Method 1 -About the only time I've used setting circles is when there's been an object that I couldn't identify and needed to pinpoint its location on a chart. To do this, I've taken the easy way out - aimed at a bright star near my intended target, obtained its coordinates, then set the circles while still aimed at that star. So long as your scope is polar aligned and you work quickly, this does well enough to get you into the general area for another object, whether locating something on a chart or in the sky. In fact, this is the way computerized mountings work. If the coordinates of a mounting are aligned correctly for one or more known objects, then any other object also should be attainable by just setting the desired "go to" coordinates on the digital readout of the controller. With the clock drive running, you're set for the night -- the axles keep turning along with the heavenly vault. But the traditional RA circle is synchronized with the axle such that as the object moves, the RA reading keeps changing. So you constantly have to re-set the RA circle on the current object before you can move on to find another object. This is the easy way and is the method shown in the manuals that come with most new telescopes.

Method 2 - The traditional - old fashioned - method was necessary in the days when observatory instruments had huge circles that simply didn't lend themselves to being constantly reset. Finding an object in right ascension is very much time-dependent because diurnal movement carries the object across the sky while you're observing. Using method 2, you don't read the right ascension directly off the hour circle, rather you read the hour angle. We have to first know the sidereal time, and from this we subtract the right ascension of the intended object to get the hour angle of the object. For those who love formulas it's: ST - RA = HA.

Sidereal time is a measure of the Earth's rotation with respect to the equinox, rather than the Sun. A sidereal day is shorter than a mean solar day by 3min55sec.909. The way astronomers used to determine sidereal time was to set a clock so that it gains roughly 3min56sec per day. The starting point for setting a sidereal clock was derived using the Nautical Almanac. Computing sidereal time is a real pain. It may be what popularized star hopping among those who otherwise would have used setting circles! However, nowadays there are computer programs that give us the sidereal time directly. (We have one such program -- Astronomy Clock -- in the LCAS library.)

The steps are: sight on a bright star whose coordinates are known, compute the hour angle, then set the hour circle. To find another object, move the scope to the correct point on the hour circle for that object. There's no need to re-align the circle, but the hour angle of each new object must be calculated.

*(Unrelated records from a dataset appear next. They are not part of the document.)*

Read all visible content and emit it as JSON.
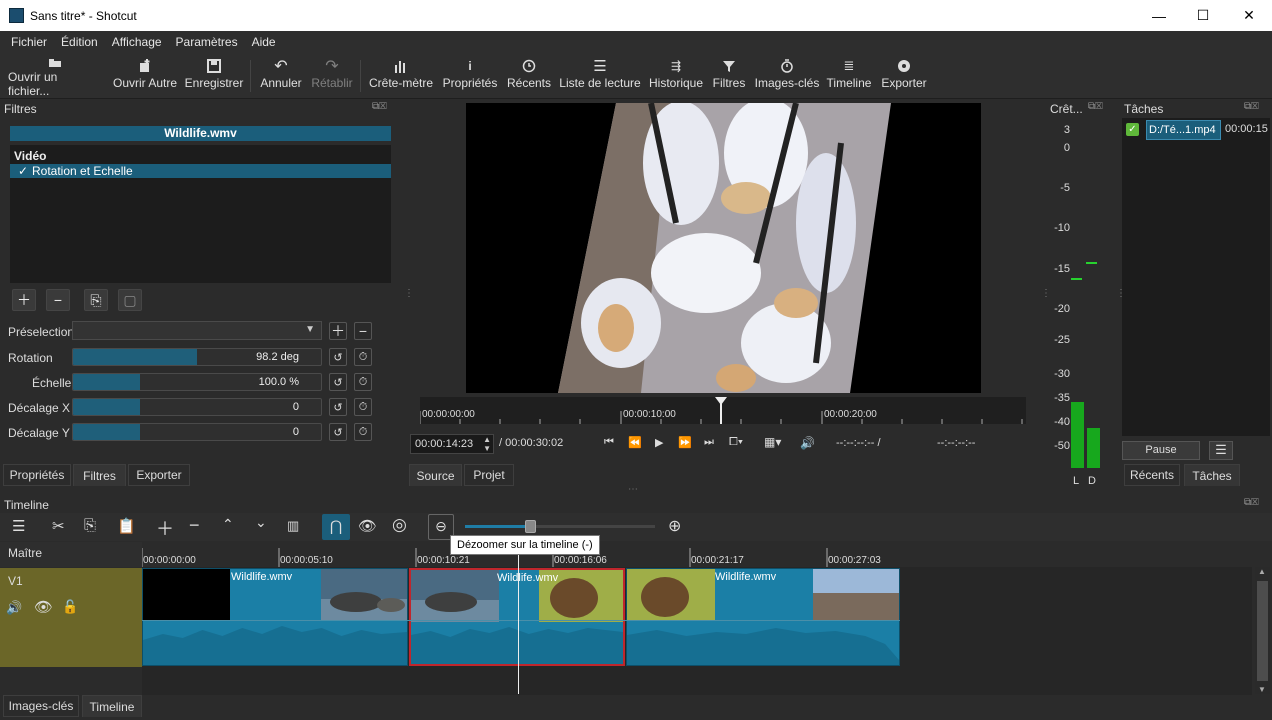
{
  "window": {
    "title": "Sans titre* - Shotcut",
    "minimize": "—",
    "maximize": "☐",
    "close": "✕"
  },
  "menu": [
    {
      "label": "Fichier"
    },
    {
      "label": "Édition"
    },
    {
      "label": "Affichage"
    },
    {
      "label": "Paramètres"
    },
    {
      "label": "Aide"
    }
  ],
  "toolbar": {
    "open_file": "Ouvrir un fichier...",
    "open_other": "Ouvrir Autre",
    "save": "Enregistrer",
    "undo": "Annuler",
    "redo": "Rétablir",
    "peak_meter": "Crête-mètre",
    "properties": "Propriétés",
    "recent": "Récents",
    "playlist": "Liste de lecture",
    "history": "Historique",
    "filters": "Filtres",
    "keyframes": "Images-clés",
    "timeline": "Timeline",
    "export": "Exporter"
  },
  "filters_panel": {
    "title": "Filtres",
    "clip_name": "Wildlife.wmv",
    "category": "Vidéo",
    "filter_item": "Rotation et Echelle",
    "check": "✓",
    "preset_label": "Préselection",
    "params": [
      {
        "label": "Rotation",
        "value": "98.2 deg",
        "fraction": 0.5
      },
      {
        "label": "Échelle",
        "value": "100.0 %",
        "fraction": 0.27
      },
      {
        "label": "Décalage X",
        "value": "0",
        "fraction": 0.27
      },
      {
        "label": "Décalage Y",
        "value": "0",
        "fraction": 0.27
      }
    ],
    "tabs": [
      "Propriétés",
      "Filtres",
      "Exporter"
    ]
  },
  "player": {
    "ruler": [
      "00:00:00:00",
      "00:00:10:00",
      "00:00:20:00"
    ],
    "position": "00:00:14:23",
    "duration": "/ 00:00:30:02",
    "in_point": "--:--:--:-- /",
    "out_point": "--:--:--:--",
    "tabs": [
      "Source",
      "Projet"
    ]
  },
  "meter": {
    "title": "Crêt...",
    "scale": [
      "3",
      "0",
      "-5",
      "-10",
      "-15",
      "-20",
      "-25",
      "-30",
      "-35",
      "-40",
      "-50"
    ],
    "left": "L",
    "right": "D"
  },
  "tasks": {
    "title": "Tâches",
    "job_name": "D:/Té...1.mp4",
    "job_time": "00:00:15",
    "pause_label": "Pause",
    "tabs": [
      "Récents",
      "Tâches"
    ]
  },
  "timeline": {
    "title": "Timeline",
    "tooltip": "Dézoomer sur la timeline (-)",
    "master": "Maître",
    "track": "V1",
    "ruler": [
      "00:00:00:00",
      "00:00:05:10",
      "00:00:10:21",
      "00:00:16:06",
      "00:00:21:17",
      "00:00:27:03"
    ],
    "clips": [
      {
        "label": "Wildlife.wmv"
      },
      {
        "label": "Wildlife.wmv"
      },
      {
        "label": "Wildlife.wmv"
      }
    ],
    "zoom_fraction": 0.34
  },
  "bottom_tabs": [
    "Images-clés",
    "Timeline"
  ]
}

An old friend who's an experienced amateur astronomer commented about his observing group: "We have setting circles but find that they are more trouble than they are worth -- it's quicker just hopping to the objects." Amen!